Choking is an option.
Yet it doesn't take away from the purchase, the discarding, the reckless way you live on earth.
SHOE #14: a love (less) note
Where are you (I used to plead).
So useless, all my brown flowers halved
and the trips we planned to take annulled.
Must I imagine your end?
Plastic busted to a stem and the rubber chocked with sand,
scarcely more than just another bit of refuse on the strand.
Still, look how you blend in!
I wouldn't know you from a stranger now and how does that make me feel.
You who slipped off on a surf-churning walk, were in water, sought,
but now, a new pair bought, who needs you?
Fickle yes, the lover of things, I am,
You had every accoutrement for a life on the town Princess, didn’t you?
Hot yellow bubbles to blow, a smoke or two, a spoon to consume your ice cream
mouthful by little lipsticked mouthful.
And those shoes!
Satiny red as a glistening witch, a childhood vagina, a last dance at the end of an endless festival.
That black butterfly you settled your arch into, your hairless digits hard for a whirl, whirl, whirl, but then how
the rhythm creased the patina, bent your sashaying out of shape.
You are used to discarding them aren't you, Ms Queen?
There is nothing else in each of these poems than waste, the night when you declared
O my love, you are just a bit of flesh, and now, stone, then sand, then grit in the small slits and then water
washing all the ball rooms away.
There's nothing there!
So forget fabricating magic from refuse, Cindy Lou reminded herself ruefully.
Yet little stopped the trash of fairy tales from accumulating.
The prince had the head of a bottle cap, the body of a syringe and
all those little widgets for brain cells.
Cindy Lou told herself he was resourceful, debonair even.
Then suddenly she felt like fleeing him, and in the fast dashing
from his midden, left one of her shoes behind of the pair he had bought
: plastic, rubber, small shiny bits and an uncomfortable fake
She only left behind his vision of her, running hard and bare
into a future far from this palatial garbage and its royal lineage.
Tiny participant, you have no choice.
Born into this pit of waste,
your shoe drops too, minuscule sandal
that fastened once around plump flesh
as it kicked & kicked.
The seaweed is crisp and salt-white;
almost an initial crib.
Your small protection riding the current of algae
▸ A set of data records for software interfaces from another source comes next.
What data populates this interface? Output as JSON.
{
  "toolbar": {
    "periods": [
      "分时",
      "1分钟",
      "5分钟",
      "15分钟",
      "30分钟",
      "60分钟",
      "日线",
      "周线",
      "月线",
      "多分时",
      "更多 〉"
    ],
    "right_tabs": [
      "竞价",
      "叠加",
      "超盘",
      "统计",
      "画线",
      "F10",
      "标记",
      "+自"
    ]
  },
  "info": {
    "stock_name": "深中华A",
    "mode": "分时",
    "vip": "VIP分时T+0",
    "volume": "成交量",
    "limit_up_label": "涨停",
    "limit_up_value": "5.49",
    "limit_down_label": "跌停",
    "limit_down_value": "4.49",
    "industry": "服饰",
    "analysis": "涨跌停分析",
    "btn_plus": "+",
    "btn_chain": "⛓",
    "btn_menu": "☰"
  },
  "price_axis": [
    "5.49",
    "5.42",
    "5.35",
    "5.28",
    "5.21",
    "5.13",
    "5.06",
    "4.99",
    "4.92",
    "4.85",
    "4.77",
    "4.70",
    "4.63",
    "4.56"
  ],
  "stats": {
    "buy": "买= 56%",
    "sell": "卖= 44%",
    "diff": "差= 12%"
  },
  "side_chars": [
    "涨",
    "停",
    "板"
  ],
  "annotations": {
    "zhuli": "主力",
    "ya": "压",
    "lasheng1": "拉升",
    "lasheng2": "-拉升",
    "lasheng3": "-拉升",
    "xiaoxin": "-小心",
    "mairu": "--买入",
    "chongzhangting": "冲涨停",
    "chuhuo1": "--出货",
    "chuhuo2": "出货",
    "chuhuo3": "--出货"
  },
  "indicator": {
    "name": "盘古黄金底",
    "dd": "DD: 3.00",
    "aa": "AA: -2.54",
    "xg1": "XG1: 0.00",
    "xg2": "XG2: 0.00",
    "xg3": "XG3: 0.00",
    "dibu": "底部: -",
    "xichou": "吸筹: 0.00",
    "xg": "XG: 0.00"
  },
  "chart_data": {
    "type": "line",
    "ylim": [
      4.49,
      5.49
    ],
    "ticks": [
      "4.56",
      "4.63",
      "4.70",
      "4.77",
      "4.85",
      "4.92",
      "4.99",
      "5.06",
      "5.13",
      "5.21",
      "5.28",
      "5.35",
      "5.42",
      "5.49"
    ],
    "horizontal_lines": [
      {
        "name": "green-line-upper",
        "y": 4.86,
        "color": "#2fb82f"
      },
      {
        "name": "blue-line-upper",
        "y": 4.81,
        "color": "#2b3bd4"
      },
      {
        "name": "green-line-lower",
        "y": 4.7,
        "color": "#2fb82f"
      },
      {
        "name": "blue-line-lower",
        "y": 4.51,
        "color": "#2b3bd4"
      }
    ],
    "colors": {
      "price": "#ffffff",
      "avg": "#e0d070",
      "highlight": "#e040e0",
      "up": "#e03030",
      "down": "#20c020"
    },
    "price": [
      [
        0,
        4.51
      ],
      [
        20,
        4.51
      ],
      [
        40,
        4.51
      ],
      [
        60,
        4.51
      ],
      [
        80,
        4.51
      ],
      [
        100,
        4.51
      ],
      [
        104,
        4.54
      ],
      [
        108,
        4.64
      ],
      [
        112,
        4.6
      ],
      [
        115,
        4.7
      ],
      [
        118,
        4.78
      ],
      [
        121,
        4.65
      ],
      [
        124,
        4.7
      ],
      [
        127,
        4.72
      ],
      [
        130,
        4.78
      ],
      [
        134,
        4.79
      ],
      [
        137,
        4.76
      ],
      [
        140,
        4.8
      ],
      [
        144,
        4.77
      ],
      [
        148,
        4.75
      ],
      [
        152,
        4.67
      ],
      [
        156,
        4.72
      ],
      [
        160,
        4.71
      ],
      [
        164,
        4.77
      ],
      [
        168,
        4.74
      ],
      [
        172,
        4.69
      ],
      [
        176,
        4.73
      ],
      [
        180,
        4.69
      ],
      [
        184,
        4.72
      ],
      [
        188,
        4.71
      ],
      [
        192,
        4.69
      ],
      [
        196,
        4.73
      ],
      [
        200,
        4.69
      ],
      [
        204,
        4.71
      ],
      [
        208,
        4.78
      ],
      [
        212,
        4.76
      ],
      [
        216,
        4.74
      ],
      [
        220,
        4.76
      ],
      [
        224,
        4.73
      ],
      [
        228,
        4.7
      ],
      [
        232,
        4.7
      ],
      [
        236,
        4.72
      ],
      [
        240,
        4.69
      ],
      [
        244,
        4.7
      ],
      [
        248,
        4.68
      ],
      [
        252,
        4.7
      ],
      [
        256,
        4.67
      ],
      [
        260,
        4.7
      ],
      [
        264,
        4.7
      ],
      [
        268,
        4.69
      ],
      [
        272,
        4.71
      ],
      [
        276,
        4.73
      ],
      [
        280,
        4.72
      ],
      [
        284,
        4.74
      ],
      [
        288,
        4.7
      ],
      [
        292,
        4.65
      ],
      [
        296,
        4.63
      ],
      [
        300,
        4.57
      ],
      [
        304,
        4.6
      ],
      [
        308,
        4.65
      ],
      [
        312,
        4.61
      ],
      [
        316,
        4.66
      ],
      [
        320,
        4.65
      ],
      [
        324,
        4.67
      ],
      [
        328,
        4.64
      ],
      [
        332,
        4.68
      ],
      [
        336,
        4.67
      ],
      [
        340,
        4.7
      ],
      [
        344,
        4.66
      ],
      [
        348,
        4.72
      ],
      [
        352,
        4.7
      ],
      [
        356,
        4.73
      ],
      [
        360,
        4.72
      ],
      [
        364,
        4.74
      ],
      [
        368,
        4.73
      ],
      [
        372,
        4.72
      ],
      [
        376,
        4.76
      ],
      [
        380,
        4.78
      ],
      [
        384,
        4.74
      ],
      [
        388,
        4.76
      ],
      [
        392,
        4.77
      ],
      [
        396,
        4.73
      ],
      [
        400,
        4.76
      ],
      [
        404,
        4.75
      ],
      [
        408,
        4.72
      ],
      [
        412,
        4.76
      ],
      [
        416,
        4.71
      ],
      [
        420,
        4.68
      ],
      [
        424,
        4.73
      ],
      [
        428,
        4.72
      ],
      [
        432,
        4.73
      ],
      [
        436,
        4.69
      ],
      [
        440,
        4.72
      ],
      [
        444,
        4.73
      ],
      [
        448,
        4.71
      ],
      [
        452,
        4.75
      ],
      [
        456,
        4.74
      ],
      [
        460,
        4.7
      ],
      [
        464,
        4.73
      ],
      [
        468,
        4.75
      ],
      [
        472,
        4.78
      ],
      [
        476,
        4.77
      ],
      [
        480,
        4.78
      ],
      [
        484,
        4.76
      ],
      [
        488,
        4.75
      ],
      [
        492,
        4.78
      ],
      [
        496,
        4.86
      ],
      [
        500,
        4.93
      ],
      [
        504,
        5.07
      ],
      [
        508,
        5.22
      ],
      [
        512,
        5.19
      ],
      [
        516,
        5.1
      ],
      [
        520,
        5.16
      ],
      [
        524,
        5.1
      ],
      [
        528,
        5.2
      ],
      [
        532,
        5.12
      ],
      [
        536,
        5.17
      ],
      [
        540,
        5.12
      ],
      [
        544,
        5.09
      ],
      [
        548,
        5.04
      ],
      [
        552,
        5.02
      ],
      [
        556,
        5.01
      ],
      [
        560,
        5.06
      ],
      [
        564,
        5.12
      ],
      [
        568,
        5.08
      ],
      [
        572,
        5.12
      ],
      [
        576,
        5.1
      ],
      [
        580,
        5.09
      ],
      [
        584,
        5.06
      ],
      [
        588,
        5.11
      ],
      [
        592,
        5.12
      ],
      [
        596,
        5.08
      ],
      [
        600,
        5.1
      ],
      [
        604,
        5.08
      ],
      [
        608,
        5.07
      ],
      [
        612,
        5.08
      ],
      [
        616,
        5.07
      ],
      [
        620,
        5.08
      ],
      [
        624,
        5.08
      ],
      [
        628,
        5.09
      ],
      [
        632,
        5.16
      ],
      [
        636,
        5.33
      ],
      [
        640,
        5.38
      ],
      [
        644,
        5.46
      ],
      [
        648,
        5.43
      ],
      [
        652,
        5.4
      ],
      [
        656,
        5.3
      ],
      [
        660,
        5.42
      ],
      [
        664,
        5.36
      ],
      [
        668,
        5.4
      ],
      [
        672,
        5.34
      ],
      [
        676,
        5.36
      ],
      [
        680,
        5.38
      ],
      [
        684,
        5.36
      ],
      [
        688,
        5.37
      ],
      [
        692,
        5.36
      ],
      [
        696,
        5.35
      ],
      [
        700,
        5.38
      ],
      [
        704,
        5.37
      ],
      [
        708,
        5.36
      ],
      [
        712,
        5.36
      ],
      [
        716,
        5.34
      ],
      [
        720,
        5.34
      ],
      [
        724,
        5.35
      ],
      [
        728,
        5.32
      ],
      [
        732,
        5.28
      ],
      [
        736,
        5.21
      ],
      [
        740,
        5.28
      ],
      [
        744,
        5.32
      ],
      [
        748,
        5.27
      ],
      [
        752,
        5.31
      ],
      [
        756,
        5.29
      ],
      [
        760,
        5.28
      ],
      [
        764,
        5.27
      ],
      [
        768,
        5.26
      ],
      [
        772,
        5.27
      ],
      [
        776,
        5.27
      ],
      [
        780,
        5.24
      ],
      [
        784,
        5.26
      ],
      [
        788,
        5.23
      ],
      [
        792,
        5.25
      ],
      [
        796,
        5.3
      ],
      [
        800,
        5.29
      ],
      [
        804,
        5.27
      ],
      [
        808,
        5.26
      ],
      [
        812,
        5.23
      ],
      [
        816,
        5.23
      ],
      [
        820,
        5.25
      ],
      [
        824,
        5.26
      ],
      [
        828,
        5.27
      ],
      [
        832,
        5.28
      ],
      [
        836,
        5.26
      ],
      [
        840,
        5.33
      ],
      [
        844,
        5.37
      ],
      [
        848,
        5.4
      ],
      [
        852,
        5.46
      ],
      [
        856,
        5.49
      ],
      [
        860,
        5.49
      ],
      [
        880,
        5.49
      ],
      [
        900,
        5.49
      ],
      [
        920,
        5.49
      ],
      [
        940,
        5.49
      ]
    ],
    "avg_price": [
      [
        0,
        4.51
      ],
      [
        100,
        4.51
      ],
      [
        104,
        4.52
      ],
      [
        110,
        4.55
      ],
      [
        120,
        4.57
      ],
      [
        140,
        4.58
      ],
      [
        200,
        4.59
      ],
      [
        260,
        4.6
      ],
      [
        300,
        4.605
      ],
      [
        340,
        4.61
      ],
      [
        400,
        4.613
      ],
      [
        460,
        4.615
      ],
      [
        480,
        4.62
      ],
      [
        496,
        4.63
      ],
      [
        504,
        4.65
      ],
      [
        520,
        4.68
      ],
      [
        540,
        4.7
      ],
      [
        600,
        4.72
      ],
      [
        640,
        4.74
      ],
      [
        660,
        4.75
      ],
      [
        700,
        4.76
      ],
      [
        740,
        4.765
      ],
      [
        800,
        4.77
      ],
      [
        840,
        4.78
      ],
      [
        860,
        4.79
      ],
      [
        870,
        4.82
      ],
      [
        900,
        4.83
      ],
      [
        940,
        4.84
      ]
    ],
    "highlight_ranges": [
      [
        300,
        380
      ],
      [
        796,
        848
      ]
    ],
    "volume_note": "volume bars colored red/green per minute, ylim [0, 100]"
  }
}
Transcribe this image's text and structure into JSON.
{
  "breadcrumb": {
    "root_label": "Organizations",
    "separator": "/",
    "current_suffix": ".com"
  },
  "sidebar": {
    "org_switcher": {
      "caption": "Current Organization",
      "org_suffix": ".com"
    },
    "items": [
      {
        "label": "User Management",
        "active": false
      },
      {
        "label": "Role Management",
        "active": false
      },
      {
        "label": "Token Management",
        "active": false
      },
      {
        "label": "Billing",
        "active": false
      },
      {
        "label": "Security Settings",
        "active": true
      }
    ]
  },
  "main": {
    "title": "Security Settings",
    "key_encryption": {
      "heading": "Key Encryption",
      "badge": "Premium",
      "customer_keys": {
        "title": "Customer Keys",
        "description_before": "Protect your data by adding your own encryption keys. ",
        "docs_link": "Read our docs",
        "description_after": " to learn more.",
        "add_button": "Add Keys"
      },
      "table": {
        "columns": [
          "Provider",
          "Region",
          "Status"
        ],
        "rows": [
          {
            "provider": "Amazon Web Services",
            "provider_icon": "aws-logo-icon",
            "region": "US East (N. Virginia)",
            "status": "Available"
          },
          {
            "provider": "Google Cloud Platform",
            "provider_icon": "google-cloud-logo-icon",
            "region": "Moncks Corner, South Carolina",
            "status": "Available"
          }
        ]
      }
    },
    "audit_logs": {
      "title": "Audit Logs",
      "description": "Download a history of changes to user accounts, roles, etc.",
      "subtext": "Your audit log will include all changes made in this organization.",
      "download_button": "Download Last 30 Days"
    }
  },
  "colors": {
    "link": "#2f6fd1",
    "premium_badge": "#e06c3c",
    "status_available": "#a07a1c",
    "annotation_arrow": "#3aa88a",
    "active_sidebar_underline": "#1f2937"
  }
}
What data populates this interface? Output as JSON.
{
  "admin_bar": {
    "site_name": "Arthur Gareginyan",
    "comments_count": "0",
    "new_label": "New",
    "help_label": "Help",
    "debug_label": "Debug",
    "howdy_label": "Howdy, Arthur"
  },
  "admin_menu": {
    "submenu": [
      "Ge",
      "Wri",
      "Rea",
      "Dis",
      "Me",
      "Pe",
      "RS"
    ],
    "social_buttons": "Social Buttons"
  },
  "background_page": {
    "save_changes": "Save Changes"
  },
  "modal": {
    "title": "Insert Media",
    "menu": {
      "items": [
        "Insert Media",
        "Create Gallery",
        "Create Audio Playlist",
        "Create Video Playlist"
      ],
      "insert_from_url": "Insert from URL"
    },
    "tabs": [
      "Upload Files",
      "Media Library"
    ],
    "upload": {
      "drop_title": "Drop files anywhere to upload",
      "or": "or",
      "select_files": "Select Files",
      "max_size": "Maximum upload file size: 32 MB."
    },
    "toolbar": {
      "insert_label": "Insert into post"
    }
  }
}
as a boat in which the passengers are plastic.
It is not your fault.
But soon, you won't be able to refute your fate.
O baby, how our plastics match.
So compatible these moments that will never decay.
My blues rub against your blues in the brown-grey bed
and how we become part of this delicious pact in which
what's beneath us passes on while we, eternal as Dorian Grays,
stay forever, refusing death.
Are you ashamed, shoe?
Face downwards in the grit, only your still-new grid showing, washed up before you've scarcely even walked.
Shame is wasted energy.
Shame is essential acknowledgment.
So which is it?
The fact is, it doesn't matter.
Whether you feel shame or not shoe, still, you lie there, un-erodable with your equally permanent companions.
These photographs were taken in the ironic wilderness of an untended beach on the Mayan Riviera.
Like the Shoes? Don't miss Part One:
About the Artists:
Catherine Owen is the author of 15 collections of poetry and prose. Her latest books are Riven (ECW, 2020) and Locations of Grief: an emotional geography, 24 memoirs on loss and place from Wolsak & Wynn, due out later this year. Raised in Vancouver BC, she lives in Edmonton, AB, Canada.
Karen Moe is a writer, visual and performance artist and a feminist activist. She has been published in such magazines as Border Crossings, ArtSpace, WhiteHot and Revista 192. She is the editor and founder of the magazine Vigilance: Fierce Feminisms. Karen has exhibited and performed across Canada, in the US and in Mexico and has just finished her first book, Victim: a Manifesto. Karen lives in British Columbia, Canada and Mexico City.